## WHAT THIS TASK INVOLVES
Your answer is every line of the material below in which the string "icon" occurs.

## RECORD EXCERPTS

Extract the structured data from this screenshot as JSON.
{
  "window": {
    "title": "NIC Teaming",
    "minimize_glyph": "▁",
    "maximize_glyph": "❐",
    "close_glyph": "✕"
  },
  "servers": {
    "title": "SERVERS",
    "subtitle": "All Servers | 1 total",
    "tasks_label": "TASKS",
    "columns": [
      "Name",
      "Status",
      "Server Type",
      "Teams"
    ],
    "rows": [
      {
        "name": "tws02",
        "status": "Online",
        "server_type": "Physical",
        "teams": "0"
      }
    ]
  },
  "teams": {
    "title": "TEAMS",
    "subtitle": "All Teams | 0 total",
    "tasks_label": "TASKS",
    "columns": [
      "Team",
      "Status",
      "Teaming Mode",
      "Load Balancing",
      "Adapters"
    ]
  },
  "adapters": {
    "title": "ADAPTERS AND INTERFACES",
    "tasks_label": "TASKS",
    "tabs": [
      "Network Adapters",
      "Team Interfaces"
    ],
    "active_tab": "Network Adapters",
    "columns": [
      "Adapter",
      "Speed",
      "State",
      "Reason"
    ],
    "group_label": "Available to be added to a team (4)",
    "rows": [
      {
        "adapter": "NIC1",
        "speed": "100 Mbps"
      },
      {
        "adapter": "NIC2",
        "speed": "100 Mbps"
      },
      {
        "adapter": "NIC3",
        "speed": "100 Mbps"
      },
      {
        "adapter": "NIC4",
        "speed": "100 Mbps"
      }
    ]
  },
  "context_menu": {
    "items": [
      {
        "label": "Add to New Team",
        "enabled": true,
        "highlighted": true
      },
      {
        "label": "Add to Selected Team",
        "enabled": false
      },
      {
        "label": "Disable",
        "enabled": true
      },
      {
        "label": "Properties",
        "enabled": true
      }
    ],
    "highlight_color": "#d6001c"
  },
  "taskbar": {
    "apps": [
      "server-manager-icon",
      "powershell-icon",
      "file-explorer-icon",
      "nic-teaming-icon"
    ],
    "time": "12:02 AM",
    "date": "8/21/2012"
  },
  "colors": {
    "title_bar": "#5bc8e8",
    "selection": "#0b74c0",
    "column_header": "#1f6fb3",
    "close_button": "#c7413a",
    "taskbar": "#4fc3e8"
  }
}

## REPLY
      "server-manager-icon",
      "powershell-icon",
      "file-explorer-icon",
      "nic-teaming-icon"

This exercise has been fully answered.